Director Laura Archibald keeps things moving, and knows when to give a speaker time to communicate an important point. Helping to organize and unify the story is a narration from the writings of the noted Suze Rotolo, spoken by actress Susan Sarandon. The documentary makes excellent use of amusing, cheerful interstitial animation, in the style of the cover art. It is used with restraint, to help connect the show's content rather than draw undue attention to itself.

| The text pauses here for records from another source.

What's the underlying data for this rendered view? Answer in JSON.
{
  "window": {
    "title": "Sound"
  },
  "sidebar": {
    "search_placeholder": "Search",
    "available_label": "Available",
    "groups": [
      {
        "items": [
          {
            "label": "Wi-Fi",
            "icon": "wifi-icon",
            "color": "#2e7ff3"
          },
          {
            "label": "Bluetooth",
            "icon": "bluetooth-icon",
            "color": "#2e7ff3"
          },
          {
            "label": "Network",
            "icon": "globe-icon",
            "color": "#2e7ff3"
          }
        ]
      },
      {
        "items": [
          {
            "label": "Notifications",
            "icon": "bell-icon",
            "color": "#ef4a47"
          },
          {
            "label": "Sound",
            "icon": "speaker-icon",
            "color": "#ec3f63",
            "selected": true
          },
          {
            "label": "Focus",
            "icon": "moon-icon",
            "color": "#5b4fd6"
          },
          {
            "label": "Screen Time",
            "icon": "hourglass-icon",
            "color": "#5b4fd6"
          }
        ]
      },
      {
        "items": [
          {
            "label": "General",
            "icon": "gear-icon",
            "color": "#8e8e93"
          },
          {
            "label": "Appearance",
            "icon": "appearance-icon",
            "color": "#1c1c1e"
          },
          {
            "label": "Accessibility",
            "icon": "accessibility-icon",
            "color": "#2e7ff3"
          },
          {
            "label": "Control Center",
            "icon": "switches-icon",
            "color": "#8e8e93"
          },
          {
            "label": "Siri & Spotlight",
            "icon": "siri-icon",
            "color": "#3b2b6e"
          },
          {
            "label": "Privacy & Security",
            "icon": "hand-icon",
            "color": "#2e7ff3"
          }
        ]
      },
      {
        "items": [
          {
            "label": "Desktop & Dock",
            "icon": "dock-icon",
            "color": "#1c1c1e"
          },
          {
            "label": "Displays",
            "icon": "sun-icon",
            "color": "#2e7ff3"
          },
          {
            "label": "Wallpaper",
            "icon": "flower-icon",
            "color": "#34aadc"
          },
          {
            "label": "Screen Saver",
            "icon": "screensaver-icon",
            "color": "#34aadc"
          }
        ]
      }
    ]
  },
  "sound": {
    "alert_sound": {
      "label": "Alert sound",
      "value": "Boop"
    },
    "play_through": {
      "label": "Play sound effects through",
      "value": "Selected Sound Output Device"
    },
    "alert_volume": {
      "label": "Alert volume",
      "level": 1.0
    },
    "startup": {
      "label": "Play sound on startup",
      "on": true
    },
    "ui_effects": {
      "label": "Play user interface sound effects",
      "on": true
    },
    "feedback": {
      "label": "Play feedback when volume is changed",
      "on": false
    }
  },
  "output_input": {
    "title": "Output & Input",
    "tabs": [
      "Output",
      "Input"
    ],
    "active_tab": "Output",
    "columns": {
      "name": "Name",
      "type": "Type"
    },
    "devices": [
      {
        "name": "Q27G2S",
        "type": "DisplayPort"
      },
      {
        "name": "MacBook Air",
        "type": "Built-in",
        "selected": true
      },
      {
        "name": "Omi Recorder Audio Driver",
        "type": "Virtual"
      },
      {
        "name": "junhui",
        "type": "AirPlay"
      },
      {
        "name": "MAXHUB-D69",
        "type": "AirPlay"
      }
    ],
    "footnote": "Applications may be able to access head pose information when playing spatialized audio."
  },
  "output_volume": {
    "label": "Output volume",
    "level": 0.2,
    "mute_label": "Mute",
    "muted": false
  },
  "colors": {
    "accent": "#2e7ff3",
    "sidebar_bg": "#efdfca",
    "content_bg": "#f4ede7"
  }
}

The Kino Lorber DVD of Greenwich Village: Music that Defined a Generation is a bright and colorful disc with excellent production values. The relaxed and informal new interviews are tastefully shot and carefully lit. The vintage performance sections come from old film, video and kinescopes and look quite good; the audio has been optimized as well. This is not the kind of quickie documentary that offers video clips inferior to what can be found on YouTube.
A selection of interview outtakes is included for fans that can't get enough of their favorite folk artists. The interview taping reunion seems to have included a sing-along session, and it is included as well. I was of course wishing to see more archival performances, and perhaps complete performances for the (satisfying) clips shown in the docu. I imagine that licensing fees for the bounty of clips were already punishing.
I would think that quite a few potential customers -- over-sixty music fans that remember and cherish this era of music -- might be having hearing issues right about now. It's therefore disconcerting that the disc producers couldn't see their way to outfit Greenwich Village with subtitles for the deaf and hearing-impaired. Laws decree that buildings and sidewalks must be accessible to all within reason, so why not videos?
On a scale of Excellent, Good, Fair, and Poor,
Reviews on the Savant main site have additional credits information and are often updated and annotated with reader input and graphics.
Also, don't forget the 2011 Savant Wish List.
T'was Ever Thus.